Van Tol, A., Roschger, A., Repp, F., Chen, J., Roschger, P., Berzlanovich, A., et al. (2020). Network architecture strongly influences the fluid flow pattern through the lacunocanalicular network in human osteons. Biomechanics and Modeling in Mechanobiology, 19(3), 823-840. doi:10.1007/s10237-019-01250-1.


Cite as: http://hdl.handle.net/21.11116/0000-0005-48F7-4
Abstract

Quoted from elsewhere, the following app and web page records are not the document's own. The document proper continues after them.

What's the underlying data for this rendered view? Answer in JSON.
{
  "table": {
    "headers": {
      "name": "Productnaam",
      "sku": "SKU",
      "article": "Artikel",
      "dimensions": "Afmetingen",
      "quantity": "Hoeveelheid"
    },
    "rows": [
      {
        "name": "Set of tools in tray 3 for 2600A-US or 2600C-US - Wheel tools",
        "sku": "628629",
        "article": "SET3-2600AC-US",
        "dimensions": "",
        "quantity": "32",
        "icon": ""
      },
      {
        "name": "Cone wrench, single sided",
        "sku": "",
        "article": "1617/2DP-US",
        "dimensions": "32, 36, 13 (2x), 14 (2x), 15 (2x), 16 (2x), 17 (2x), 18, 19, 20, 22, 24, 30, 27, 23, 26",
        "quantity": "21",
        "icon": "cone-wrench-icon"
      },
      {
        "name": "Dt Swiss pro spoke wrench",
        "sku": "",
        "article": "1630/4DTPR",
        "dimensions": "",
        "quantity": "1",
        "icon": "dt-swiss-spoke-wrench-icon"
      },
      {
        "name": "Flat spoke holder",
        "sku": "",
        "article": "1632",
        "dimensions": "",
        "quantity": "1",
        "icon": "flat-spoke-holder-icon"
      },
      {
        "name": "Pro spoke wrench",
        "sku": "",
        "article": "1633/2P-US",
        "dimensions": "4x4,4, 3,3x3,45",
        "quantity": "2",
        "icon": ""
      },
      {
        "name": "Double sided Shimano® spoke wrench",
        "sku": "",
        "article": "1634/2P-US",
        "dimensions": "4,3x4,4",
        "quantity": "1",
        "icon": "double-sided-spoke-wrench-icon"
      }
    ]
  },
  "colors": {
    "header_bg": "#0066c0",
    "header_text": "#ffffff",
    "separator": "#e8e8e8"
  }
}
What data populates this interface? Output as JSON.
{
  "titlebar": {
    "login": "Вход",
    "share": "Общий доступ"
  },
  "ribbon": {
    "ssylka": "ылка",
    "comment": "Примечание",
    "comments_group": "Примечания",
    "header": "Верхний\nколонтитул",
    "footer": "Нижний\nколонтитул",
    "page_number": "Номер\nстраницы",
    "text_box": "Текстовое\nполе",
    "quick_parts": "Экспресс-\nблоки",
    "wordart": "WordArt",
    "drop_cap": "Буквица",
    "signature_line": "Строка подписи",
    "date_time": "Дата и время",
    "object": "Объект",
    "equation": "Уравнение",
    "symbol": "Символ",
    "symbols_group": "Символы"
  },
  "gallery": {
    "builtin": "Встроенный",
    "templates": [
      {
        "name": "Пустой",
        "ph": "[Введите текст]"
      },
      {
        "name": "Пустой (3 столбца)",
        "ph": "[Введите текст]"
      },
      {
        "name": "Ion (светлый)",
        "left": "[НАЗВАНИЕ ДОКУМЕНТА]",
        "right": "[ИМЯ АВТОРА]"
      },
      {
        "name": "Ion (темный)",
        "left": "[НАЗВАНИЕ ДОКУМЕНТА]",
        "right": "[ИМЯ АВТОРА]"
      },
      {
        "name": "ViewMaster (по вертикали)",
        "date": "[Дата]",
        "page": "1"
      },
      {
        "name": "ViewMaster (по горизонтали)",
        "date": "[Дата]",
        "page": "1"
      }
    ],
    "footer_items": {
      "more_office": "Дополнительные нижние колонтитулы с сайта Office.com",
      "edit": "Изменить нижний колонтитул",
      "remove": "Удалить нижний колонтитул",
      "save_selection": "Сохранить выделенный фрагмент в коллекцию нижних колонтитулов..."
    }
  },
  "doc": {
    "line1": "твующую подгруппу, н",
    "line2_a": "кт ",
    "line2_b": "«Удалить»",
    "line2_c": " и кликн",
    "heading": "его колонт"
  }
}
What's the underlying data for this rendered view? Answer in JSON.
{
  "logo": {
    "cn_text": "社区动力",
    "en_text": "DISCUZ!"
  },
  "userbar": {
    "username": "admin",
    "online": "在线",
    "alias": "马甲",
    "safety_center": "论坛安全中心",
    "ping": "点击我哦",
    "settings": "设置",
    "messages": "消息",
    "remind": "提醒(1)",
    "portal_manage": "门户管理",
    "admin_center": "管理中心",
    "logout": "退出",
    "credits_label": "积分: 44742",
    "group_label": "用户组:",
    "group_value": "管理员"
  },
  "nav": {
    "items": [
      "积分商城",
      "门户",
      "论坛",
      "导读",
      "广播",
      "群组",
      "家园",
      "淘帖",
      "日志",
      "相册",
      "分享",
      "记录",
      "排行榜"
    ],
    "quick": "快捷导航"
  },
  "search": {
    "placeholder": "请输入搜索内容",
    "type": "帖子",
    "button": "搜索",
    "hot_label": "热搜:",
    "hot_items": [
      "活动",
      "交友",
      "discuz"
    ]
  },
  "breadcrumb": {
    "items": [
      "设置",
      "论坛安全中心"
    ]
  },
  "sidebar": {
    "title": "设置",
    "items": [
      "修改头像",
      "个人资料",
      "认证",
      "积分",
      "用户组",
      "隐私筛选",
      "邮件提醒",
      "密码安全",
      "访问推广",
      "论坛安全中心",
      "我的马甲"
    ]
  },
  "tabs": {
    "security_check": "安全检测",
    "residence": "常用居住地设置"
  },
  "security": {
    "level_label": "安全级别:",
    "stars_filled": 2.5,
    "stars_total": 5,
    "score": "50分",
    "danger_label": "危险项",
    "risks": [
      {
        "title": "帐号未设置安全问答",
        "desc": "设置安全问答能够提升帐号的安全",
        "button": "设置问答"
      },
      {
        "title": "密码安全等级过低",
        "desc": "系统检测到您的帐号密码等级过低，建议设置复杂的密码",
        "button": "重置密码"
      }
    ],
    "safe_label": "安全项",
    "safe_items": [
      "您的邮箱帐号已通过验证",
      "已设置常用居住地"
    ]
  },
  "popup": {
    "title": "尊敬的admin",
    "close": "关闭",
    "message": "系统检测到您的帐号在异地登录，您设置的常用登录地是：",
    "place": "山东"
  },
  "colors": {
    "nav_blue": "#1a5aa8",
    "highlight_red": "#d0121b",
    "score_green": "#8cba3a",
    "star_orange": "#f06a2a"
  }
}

A popular hypothesis explains the mechanosensitivity of bone due to osteocytes sensing the load-induced flow of interstitial fluid squeezed through the lacunocanalicular network (LCN).However, the way in which the intricate structure of the LCN influences fluid flow through the network is largely unexplored. We therefore aimed to quantify fluid flow through real LCNs from human osteons using a combination of experimental and computational techniques. Bone samples were stained with rhodamine to image the LCN with 3D confocal microscopy. Image analysis was then performed to convert image stacks into mathematical network structures, in order to estimate the intrinsic permeability of the osteons as well as the load-induced fluid flow using hydraulic circuit theory. Fluid flow was studied in both ordinary osteons with a rather homogeneous LCN as well as a frequent subtype of osteons—so-called osteon-in-osteons—which are characterized by a ring-like zone of low network connectivity between the inner and the outer parts of these osteons. We analyzed 8 ordinary osteons and 9 osteon-in-osteons from the femur midshaft of a 57-year-old woman without any known disease. While the intrinsic permeability was 2.7 times smaller in osteon-in-osteons compared to ordinary osteons, the load-induced fluid velocity was 2.3 times higher. This increased fluid velocity in osteon-in-osteons can be explained by the longer path length, needed to cross the osteon from the cement line to the Haversian canal, including more fluid-filled lacunae and canaliculi. This explanation was corroborated by the observation that a purely structural parameter—the mean path length to the Haversian canal—is an excellent predictor for the average fluid flow velocity. We conclude that osteon-in-osteons may be particularly significant contributors to the mechanosensitivity of cortical bone, due to the higher fluid flow in this type of osteons.